The Court recognized that states must maintain an array of services and facilities for a range of disabilities and that they have an obligation to administer services equitably across the entire population of people with disabilities. Unfortunately, the practical implication of key terms used by the Court to define the states’ obligations under the ADA is not clear. Subsequent court decisions will determine the full impact of the decision on state programs.
A March 2000 report from the Kaiser Commission on Medicaid and the Uninsured suggests four ways to measure compliance with the court decision, although the report proposed no benchmarks for achieving compliance.
- The proportion of people in institutions for whom an assessment of the appropriateness of community placement has not been completed.
- The length of a waiting list, compared to the need and the length of the wait.
- The number of people in the community who are determined to be receiving services appropriate to their needs.
- The proportion of people who need institutional services who are able to receive them there.
Reasonable Accommodation vs. Fundamental Alteration

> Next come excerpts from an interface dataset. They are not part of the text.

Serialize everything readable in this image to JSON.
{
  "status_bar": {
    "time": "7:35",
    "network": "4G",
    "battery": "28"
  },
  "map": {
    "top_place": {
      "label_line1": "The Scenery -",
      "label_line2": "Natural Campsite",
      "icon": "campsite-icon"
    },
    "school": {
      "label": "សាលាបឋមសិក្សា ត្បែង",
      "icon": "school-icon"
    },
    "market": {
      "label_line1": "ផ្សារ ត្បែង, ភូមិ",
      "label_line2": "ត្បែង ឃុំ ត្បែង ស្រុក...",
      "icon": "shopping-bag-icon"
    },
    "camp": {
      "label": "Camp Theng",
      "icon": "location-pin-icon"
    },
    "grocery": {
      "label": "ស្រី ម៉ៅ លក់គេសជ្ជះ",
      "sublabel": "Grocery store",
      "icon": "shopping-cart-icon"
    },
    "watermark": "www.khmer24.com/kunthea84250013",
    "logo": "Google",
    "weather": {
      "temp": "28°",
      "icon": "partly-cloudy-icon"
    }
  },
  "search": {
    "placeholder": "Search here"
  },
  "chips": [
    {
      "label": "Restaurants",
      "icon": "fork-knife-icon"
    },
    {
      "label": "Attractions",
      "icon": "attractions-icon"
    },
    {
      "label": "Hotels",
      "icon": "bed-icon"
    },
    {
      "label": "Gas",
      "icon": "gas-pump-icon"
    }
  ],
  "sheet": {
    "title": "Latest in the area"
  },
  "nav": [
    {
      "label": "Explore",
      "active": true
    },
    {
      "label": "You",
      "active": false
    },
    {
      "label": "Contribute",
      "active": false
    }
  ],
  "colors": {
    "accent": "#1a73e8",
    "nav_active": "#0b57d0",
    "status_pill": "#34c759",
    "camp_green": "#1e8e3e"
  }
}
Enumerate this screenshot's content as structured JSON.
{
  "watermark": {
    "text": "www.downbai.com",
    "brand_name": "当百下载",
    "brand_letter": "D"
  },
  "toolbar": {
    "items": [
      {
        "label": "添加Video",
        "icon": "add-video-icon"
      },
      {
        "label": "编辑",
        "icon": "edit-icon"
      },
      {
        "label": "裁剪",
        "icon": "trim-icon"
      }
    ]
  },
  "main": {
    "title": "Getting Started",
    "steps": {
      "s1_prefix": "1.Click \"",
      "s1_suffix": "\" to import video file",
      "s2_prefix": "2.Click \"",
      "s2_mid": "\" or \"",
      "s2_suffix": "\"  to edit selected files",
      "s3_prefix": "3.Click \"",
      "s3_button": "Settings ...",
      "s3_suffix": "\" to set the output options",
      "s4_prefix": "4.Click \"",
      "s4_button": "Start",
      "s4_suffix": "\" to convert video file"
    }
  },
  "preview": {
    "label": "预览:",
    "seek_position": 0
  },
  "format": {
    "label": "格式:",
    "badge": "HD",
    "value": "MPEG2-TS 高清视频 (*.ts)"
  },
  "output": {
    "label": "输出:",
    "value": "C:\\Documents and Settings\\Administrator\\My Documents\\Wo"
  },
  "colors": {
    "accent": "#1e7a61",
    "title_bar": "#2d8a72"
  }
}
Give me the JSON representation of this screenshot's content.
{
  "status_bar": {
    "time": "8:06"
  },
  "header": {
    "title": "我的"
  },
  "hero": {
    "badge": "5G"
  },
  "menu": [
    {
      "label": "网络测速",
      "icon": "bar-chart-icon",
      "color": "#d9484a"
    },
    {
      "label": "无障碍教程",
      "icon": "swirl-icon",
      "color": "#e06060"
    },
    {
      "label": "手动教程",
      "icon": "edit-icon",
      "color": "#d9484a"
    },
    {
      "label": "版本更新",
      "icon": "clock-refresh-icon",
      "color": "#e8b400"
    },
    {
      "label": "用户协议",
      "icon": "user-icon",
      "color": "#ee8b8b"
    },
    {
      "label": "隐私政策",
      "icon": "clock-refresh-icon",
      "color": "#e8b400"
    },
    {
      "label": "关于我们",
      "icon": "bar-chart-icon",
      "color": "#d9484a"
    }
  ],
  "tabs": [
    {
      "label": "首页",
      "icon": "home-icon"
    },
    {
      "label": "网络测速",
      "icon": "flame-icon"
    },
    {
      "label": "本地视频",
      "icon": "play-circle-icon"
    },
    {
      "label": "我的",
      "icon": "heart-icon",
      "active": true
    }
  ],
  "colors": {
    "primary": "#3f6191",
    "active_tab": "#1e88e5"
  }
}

The Supreme Court was clear that the needs of people with disabilities who are able to be placed in the community must be balanced against the needs of people who require institutional services. A state may be able to defend against an Olmstead suit by showing that moving individuals or group of individuals into a community setting would harmfully reduce services to other persons with disabilities who need institutional care.
Reviews of litigation suggest a few emerging principles courts will use to determine whether a requested program change alters the basic character or an essential feature of a program, a fundamental alteration, or modifies a more peripheral aspect, a reasonable accommodation. These principles are:
- The potential state cost of a program change requested by an individual or group will not, by itself, determine whether the change will be required. Courts will generally look at all available resources, the needs of other persons with disabilities and the state’s history in funding community services in making a judgement.
- Courts are likely to require that all federally approved slots in HCBS Medicaid waivers are funded but will not require the state to add slots to accommodate a request for services.
- Courts are not likely to order changes to eligibility criteria if they are determined to be an integral part of the character of a program. If exceptions have been made in the past, then courts are more likely to order modifications.
- Whether states are required to add new services to programs or expand programs that would facilitate community integration is not uniformly decided at this point. However, decisions imply that states must reasonably fund the services they currently provide.